"User experience (UX) thinking was born at information schools but hasn’t found a home in many libraries. Why not? The answer is simple. Many LIS programs haven’t integrated UX coursework into their curricula, and libraries suffer as a result....  LIS schools reviewing curricula may want to shift some of the focus placed on materials and process to user needs, behavior, and creating experience."

They go on to recommend specific coursework (like interpreting and employing user research and usability testing), while suggesting that elements of UX should be part of the overall LIS curriculum.



Do you live, work, or study in the Champaign-Urbana area? Do you have an interest in user experience, information architecture, user interfaces, or a related field?

Join us for monthly UX Book Club discussions and the opportunity to interact with students and professionals looking to share their passion and knowledge of UX, IA, UI.

Find us on Meetup!

Fall 2011

After a calming two weeks of backpacking in my favorite place in the U.S., I am back in Champaign-Urbana for my last semester of graduate school. I will be continuing my work as a Graduate Assistant in the Agricultural Communications Documentation Center, an agricultural special collection located in the University of Illinois ACES Library. This is shaping up to be the most exciting of my four semesters. My courses include:

Fall 2011 -Metadata in Theory & Practice -Electronic Publishing: Technologies & Practices (XML) -Interfaces to Information Systems -RAW Photography (yes, an undergrad art class!)

Courses I have completed at the University of Illinois Graduate School of Library and Information Science:

Summer 2011 -Geographic Information Systems -Applied Business Research: Competitive Intelligence & Knowledge Management -Independent Study: Information Architecture, User Experience & Taxonomies

Spring 2011 -Foundations of Information Processing in Lib & Info Science (Python programming) -Introduction to Database Design -E-Government -Libraries, Information and Society -Practicum: Sears Holdings Corporation Taxonomy and User Experience Intern
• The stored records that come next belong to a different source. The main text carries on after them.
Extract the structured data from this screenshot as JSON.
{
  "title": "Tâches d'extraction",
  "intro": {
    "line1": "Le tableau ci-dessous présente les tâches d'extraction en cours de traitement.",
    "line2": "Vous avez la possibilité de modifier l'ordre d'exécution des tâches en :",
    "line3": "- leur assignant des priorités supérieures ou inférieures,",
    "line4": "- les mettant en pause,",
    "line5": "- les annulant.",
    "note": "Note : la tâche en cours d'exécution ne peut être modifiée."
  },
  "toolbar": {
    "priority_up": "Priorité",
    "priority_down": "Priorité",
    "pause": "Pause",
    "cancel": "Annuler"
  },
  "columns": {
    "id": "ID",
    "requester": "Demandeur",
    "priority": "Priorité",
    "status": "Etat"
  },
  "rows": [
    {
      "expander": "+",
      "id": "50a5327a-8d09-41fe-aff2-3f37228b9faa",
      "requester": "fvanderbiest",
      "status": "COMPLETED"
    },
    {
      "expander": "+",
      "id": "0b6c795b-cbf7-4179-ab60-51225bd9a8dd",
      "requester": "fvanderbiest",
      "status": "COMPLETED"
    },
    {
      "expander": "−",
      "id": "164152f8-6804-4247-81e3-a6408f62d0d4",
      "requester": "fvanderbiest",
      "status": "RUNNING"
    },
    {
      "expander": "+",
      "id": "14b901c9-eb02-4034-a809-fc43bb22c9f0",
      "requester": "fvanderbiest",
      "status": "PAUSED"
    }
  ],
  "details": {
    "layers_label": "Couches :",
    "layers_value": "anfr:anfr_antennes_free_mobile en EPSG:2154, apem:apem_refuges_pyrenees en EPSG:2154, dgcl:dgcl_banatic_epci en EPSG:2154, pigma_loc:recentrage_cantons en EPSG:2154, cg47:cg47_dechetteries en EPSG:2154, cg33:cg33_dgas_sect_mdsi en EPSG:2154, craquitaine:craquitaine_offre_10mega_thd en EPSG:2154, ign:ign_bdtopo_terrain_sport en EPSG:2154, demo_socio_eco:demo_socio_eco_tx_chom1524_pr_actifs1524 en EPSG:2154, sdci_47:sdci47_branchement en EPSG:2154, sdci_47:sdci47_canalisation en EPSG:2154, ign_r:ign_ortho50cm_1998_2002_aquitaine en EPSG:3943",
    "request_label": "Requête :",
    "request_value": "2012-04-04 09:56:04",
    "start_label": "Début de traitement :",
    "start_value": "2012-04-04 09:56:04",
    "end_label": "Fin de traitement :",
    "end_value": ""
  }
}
Fall 2010 -Information Organization and Access -Reference and Information Services -Administration and Use of Archival Materials -Rare Books and Special Collections Librarianship

ALA Interview

In June I attended the 2011 American Library Association Annual Conference. I had the opportunity to meet a number of fantastic library students and recent graduates from other programs.  Micah Vandegrift, one of the contributors to the wonderful blog Hack Library School, asked me to take part in a brief interview about my MLIS program. You can listen to it here. (I've been a bit remiss in posting about my experience at the conference. I hope to soon, but in the meantime feel free to read about the food and beverage side of things on my other website, Pro Bono Baker.)